- 49. Geiler-Samerotte KA, Zhu YO, Goulet BE, Hall DW, Siegal ML. Selection transforms the landscape of genetic variation interacting with Hsp90. PLoS Biol. 2016;14(10):e2000465. pmid:27768682
- 50. Watanabe T, Kawakami E, Shoemaker JE, Lopes TJS, Matsuoka Y, Tomita Y, et al. Influenza virus-host interactome screen as a platform for antiviral drug development. Cell Host Microbe. 2014;16(6):795–805. pmid:25464832
- 51. Tokuriki N, Tawfik DS. Chaperonin overexpression promotes genetic variation and enzyme evolution. Nature. 2009;459(7247):668. pmid:19494908
- 52. Wyganowski KT, Kaltenbach M, Tokuriki N. GroEL/ES buffering and compensatory mutations promote protein evolution by stabilizing folding intermediates. J Mol Biol. 2013;425(18):3403–14. pmid:23810906
- 53. Ortlund EA, Bridgham JT, Redinbo MR, Thornton JW. Crystal structure of an ancient protein: evolution by conformational epistasis. Science. 2007;317(5844):1544–8. pmid:17702911
- 54. Bloom JD. An experimentally determined evolutionary model dramatically improves phylogenetic fit. Mol Biol Evol. 2014;31(8):1956–78. pmid:24859245
- 55. Hoffmann E, Neumann G, Kawaoka Y, Hobom G, Webster RG. A DNA transfection system for generation of influenza A virus from eight plasmids. Proc Natl Acad Sci USA. 2000;97(11):6108–13. pmid:10801978
- 56. Bloom JD. Software for the analysis and visualization of deep mutational scanning data. BMC Bioinformatics. 2015;16:168. pmid:25990960
- 57. Li H, Handsaker B, Wysoker A, Fennell T, Ruan J, Homer N, et al. The Sequence Alignment/Map format and SAMtools. Bioinformatics. 2009;25(16):2078–9. pmid:19505943
- 58. Li H. A statistical framework for SNP calling, mutation discovery, association mapping and population genetical parameter estimation from sequencing data. Bioinformatics. 2011;27(21):2987–93. pmid:21903627

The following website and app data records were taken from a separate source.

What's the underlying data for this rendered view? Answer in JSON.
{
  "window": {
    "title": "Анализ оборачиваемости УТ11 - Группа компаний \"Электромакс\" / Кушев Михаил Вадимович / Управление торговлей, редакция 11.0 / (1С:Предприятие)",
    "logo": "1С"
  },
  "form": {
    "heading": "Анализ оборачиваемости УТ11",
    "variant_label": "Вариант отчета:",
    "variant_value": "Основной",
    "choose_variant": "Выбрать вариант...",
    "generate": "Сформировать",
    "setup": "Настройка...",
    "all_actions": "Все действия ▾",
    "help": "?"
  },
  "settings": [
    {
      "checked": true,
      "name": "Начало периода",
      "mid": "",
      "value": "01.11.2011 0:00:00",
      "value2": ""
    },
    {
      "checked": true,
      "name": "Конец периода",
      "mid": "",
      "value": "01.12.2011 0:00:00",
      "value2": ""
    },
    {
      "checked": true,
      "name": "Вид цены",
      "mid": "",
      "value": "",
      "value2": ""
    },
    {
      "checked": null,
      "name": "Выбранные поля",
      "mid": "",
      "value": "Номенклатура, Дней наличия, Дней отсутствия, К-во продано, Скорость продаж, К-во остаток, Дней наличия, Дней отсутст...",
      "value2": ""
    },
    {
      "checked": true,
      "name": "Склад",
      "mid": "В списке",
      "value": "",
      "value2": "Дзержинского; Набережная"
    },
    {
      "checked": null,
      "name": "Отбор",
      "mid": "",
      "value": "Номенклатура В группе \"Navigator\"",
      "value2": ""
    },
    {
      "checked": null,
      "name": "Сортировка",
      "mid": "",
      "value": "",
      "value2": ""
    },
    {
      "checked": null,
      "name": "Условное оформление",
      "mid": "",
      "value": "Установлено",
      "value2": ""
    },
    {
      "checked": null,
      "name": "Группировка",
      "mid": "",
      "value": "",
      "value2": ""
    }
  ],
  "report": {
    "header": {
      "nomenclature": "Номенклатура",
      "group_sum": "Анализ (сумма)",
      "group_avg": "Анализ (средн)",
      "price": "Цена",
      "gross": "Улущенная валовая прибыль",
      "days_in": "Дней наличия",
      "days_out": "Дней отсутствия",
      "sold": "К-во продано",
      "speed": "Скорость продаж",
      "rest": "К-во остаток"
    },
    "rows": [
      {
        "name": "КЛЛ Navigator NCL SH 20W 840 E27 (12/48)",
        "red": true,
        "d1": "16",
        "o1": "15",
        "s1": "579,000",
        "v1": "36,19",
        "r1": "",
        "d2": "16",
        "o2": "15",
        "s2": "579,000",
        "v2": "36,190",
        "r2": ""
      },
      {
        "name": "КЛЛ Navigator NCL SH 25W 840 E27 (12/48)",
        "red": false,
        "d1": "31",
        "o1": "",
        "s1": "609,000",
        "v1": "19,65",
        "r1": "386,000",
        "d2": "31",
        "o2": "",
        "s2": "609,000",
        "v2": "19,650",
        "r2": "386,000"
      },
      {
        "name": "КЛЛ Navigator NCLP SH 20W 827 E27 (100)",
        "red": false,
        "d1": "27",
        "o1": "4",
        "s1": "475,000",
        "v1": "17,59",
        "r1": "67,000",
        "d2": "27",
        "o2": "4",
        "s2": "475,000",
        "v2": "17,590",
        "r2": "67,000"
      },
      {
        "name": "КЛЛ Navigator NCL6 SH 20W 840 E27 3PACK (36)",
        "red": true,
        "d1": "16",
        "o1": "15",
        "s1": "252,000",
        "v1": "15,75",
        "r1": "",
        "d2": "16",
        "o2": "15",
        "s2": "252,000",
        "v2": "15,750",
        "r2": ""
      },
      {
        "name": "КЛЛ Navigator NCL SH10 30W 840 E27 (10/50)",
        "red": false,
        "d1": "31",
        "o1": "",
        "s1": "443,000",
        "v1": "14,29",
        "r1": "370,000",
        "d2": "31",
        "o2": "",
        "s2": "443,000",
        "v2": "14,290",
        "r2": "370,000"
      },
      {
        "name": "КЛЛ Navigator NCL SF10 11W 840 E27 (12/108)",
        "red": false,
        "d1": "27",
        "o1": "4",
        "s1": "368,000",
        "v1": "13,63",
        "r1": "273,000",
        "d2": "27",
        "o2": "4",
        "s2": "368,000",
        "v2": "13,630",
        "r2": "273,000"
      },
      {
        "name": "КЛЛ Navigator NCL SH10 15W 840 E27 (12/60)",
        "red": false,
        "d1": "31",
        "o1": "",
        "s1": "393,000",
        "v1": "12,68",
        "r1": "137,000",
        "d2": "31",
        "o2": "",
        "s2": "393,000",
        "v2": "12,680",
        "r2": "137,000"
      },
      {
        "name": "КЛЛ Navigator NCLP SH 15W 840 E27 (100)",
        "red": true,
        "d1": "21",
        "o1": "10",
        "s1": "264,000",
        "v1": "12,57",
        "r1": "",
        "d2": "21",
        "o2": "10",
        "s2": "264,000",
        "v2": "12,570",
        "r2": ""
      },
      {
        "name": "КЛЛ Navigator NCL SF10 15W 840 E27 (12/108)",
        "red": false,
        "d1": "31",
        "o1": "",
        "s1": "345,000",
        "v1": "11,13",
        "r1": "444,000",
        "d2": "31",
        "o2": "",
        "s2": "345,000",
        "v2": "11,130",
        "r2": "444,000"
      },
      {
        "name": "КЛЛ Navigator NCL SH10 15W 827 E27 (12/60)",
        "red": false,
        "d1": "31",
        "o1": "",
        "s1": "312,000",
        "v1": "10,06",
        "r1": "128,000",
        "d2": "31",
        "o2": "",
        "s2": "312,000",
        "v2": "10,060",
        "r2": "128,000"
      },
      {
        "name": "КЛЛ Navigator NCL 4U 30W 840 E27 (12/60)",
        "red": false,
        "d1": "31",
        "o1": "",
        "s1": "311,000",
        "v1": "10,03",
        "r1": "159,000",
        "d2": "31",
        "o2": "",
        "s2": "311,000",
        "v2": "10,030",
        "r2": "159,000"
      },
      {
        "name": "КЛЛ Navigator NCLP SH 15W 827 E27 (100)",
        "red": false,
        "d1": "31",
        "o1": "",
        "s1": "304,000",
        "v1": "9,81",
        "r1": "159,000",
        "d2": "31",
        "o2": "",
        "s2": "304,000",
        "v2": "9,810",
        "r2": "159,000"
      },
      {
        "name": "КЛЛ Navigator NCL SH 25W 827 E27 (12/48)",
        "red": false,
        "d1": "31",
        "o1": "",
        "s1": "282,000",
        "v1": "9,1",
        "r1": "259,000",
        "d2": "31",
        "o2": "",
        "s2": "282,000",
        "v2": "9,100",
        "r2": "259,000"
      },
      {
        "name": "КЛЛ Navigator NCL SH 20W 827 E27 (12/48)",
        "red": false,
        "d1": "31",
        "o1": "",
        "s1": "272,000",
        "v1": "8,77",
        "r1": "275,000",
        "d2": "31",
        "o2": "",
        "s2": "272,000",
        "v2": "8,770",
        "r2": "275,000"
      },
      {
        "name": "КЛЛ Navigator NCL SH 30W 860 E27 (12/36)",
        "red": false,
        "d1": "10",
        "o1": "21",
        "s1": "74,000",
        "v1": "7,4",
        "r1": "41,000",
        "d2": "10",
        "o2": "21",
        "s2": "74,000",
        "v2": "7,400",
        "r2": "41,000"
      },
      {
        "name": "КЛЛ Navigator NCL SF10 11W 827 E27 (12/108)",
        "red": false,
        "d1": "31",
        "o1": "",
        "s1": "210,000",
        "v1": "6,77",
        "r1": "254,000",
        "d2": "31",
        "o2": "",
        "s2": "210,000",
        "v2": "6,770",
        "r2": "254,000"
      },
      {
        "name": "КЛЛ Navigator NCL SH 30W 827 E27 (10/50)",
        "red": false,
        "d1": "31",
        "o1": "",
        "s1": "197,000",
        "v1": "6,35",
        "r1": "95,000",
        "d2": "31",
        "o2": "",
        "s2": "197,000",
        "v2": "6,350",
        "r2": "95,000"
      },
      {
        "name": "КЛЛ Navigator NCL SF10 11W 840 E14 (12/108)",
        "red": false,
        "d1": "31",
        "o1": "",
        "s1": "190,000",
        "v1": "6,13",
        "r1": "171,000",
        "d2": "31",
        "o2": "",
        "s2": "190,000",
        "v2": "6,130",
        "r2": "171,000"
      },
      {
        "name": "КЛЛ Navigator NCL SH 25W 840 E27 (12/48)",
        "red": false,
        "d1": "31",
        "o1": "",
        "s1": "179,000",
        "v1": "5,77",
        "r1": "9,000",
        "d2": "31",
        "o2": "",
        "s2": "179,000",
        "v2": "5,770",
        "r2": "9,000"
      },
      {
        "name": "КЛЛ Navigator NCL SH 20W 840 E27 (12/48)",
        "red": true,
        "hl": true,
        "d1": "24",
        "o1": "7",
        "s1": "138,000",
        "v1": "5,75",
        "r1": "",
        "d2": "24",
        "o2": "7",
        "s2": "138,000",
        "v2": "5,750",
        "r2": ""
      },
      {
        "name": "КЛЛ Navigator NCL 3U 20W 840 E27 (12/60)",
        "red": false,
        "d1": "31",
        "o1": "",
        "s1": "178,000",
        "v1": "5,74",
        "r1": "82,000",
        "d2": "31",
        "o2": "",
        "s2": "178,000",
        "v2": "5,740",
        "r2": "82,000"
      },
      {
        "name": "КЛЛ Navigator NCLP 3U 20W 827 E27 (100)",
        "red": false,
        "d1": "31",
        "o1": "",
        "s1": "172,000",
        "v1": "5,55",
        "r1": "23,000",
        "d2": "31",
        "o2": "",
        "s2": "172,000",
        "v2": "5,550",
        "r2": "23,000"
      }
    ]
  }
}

- 59. Song Y, DiMaio F, Wang RY-R, Kim D, Miles C, Brunette T, et al. High-resolution comparative modeling with RosettaCM. Structure. 2013;21(10):1735–42. pmid:24035711
- 60. Sievers F, Wilm A, Dineen D, Gibson TJ, Karplus K, Li W, et al. Fast, scalable generation of high‐quality protein multiple sequence alignments using Clustal Omega. Mol Syst Biol. 2011;7(1):539. pmid:21988835
- 61. Hess B, Kutzner C, Van Der Spoel D, Lindahl E. GROMACS 4: algorithms for highly efficient, load-balanced, and scalable molecular simulation. J Chem Theory Comput. 2008;4(3):435–47. pmid:26620784
- 62. Jorgensen WL, Maxwell DS, Tirado-Rives J. Development and testing of the OPLS all-atom force field on conformational energetics and properties of organic liquids. J Am Chem Soc. 1996;118(45):11225–36.
- 63. Benjamini Y, Hochberg Y. Controlling the false discovery rate: a practical and powerful approach to multiple testing. J R Stat Soc Series B Stat Methodol. 1995; 57(1):289–300.